MICHAEL DOHERTY AND NANCY HACKETT DID MORE than update their 1856 Cape to suit their vision of 21st-century family life: They celebrated the house's style, history, and livability. They also made a good location better by taking advantage of the view across the road and down a public way to Beverly's Mackerel Cove.
"We had a Martha's Vineyard fantasy," says Hackett, co-director of the interior design program at New England School of Art & Design at Suffolk University. "We wanted to sit and look at the ocean, watch the boats coming and going, and wave to passersby. We didn't want to add space; we wanted to change how the house lived."
The design that Hackett and her husband, a senior associate principal architect at ADD Inc in Cambridge, came up with did just that. The renovation, done on a budget of less than $100,000, features a mahogany porch that wraps around two sides of the 2,200-square-foot house, an upstairs deck with modern railings made of marine cable off the master bedroom, and a wide shed-roofed addition to the second floor that replaces two small doghouse dormers. Now the interior is full of light, there are new outdoor living spaces, and the house itself is pleasantly handsome. And these improvements neither diminish nor fight with the historic character of the 19th-century survivor.
"We are both Modernists," Doherty says, "I'd never design a Colonial house. But we love this house for the view, so I designed a contemporary addition to fit the vernacular."
Developed on Cape Cod in the 1700s, the sensible, unassuming Cape-style house never went out of style in New England. Unfortunately, say Hackett and Doherty, today's homeowners and builders are often blind to the abiding charms of Cape Cod houses and tear them down or overwhelm them with monstrous additions.
"It's a cultural phenomenon: bigger and worse," Doherty says.
"And then there's the tear-down phenomenon," his wife adds. "It's crazy. We have to push for sustainability."
" This is a small, modest house," Doherty says, "but it's a pretty little house by the sea. You don't know how many people walk across the lawn to tell us that they love it."
In 1994 and '95, shortly after Doherty and Hackett bought the house - which they share with their two children, Tamsin, 15, and Graham, 11 - they replaced the outdated kitchen. Though the three bedrooms were upstairs, the home's only decent bathroom was on the first floor, so two years after the kitchen project, they gutted an antiquated and dilapidated bath on the second level and started over. This latest renovation, completed earlier this year, finished their plans for what they call "a casual house, a beach house."

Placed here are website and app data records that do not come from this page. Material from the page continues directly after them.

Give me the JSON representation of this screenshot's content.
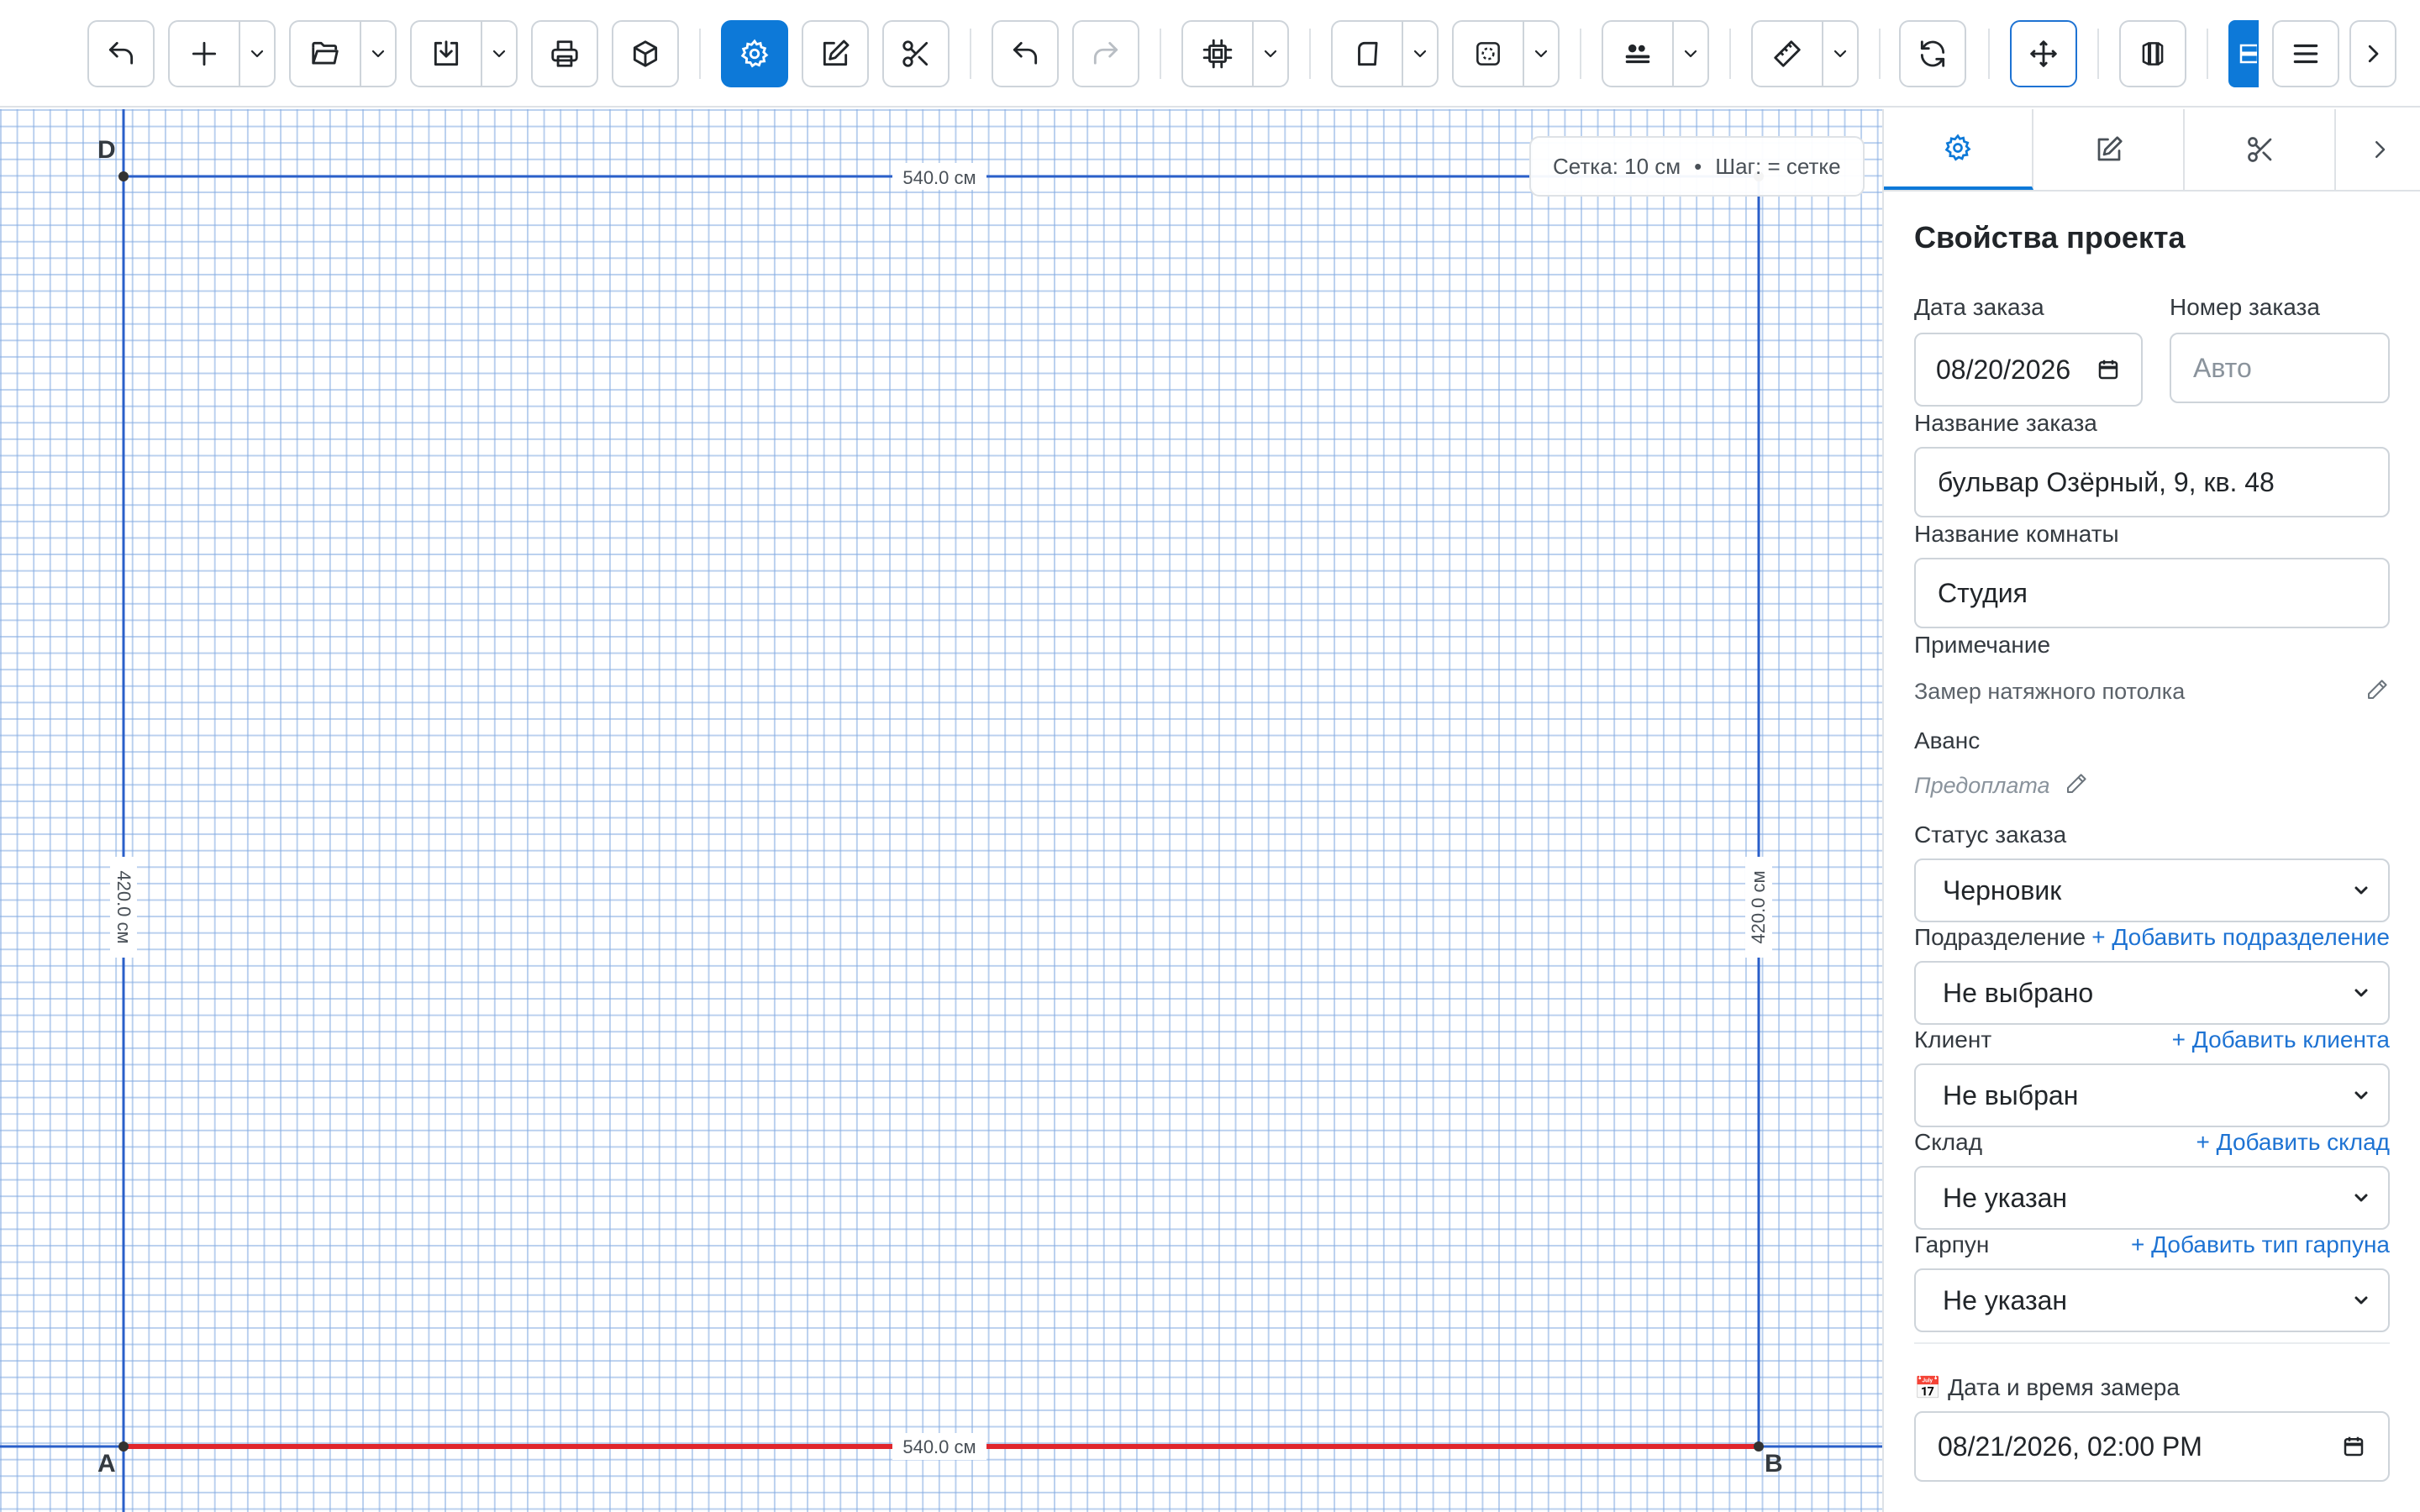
{
  "canvas": {
    "grid_info": "Сетка: 10 см",
    "grid_bullet": "•",
    "step_info": "Шаг: = сетке",
    "points": [
      {
        "label": "D"
      },
      {
        "label": "A"
      },
      {
        "label": "B"
      }
    ],
    "dimensions": {
      "top": "540.0 см",
      "bottom": "540.0 см",
      "left": "420.0 см",
      "right": "420.0 см"
    },
    "colors": {
      "wall": "#2a5fc9",
      "selected_wall": "#e0262d",
      "point": "#333333"
    }
  },
  "panel": {
    "title": "Свойства проекта",
    "order_date_label": "Дата заказа",
    "order_date_value": "08/20/2026",
    "order_number_label": "Номер заказа",
    "order_number_placeholder": "Авто",
    "order_name_label": "Название заказа",
    "order_name_value": "бульвар Озёрный, 9, кв. 48",
    "room_name_label": "Название комнаты",
    "room_name_value": "Студия",
    "note_label": "Примечание",
    "note_value": "Замер натяжного потолка",
    "advance_label": "Аванс",
    "advance_placeholder": "Предоплата",
    "status_label": "Статус заказа",
    "status_value": "Черновик",
    "division_label": "Подразделение",
    "division_add": "+ Добавить подразделение",
    "division_value": "Не выбрано",
    "client_label": "Клиент",
    "client_add": "+ Добавить клиента",
    "client_value": "Не выбран",
    "warehouse_label": "Склад",
    "warehouse_add": "+ Добавить склад",
    "warehouse_value": "Не указан",
    "harpoon_label": "Гарпун",
    "harpoon_add": "+ Добавить тип гарпуна",
    "harpoon_value": "Не указан",
    "measure_icon": "📅",
    "measure_label": "Дата и время замера",
    "measure_value": "08/21/2026, 02:00 PM"
  },
  "icons": {
    "toolbar": [
      "back-arrow-icon",
      "plus-icon",
      "folder-open-icon",
      "download-icon",
      "printer-icon",
      "cube-icon",
      "gear-icon",
      "edit-icon",
      "scissors-icon",
      "undo-icon",
      "redo-icon",
      "chip-icon",
      "corner-icon",
      "area-icon",
      "align-icon",
      "ruler-icon",
      "refresh-icon",
      "crosshair-icon",
      "panels-icon",
      "layout-icon",
      "menu-icon",
      "chevron-right-icon"
    ]
  }
}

"At the end of a workday," says Hackett, who is also an assistant professor in the interior design program at Suffolk, "it's nice to come home to the North Shore and to feel close to the ocean. More space would have been nice, but our budget was limited. So instead of a big new master suite, we have this!"
The new, continuous porch makes the most of the house's proximity to the water. Its longer leg functions as an entry porch and, at 7 feet wide, is deep enough to comfortably accommodate groupings of chairs.
The shorter, ocean-facing side of the porch on the house's gable end is 10 1/2 feet deep and functions as an outdoor room accessible from the living room via three new French doors. The porch roof creates summer shade on the house's south side, while the doors on the ocean side of the porch encourage breezes to flow through the house.
"The porch and its roof make the interior 10 degrees cooler in the summer and an equal amount warmer in the winter," says Doherty, noting that "in the winter, the sun is low, and light streams in through the French doors."
The doors repeat the two-over-two glazing of the original windows; Doherty's paired porch columns provide another subtle echo of original design elements.
The gable end facing the ocean also got a new sunroom off the living room, where a screened porch previously had been. The room, which the family uses as a library, also has a French door that opens onto the new porch.
Rooms are furnished simply in warm neutrals and earth tones.
"The interior design grew out of the architecture," Hackett says. "I have a good eye for color and form, but not a big budget."
"It's fun, colorful, bright!" says her husband.
"Good architecture should be a public service," Doherty says, taking evident satisfaction in the way neighbors have embraced the new design.
Hackett adds, "Your eyes don't lie."
Regina Cole is a freelance writer in Gloucester. E-mail her at email@example.com.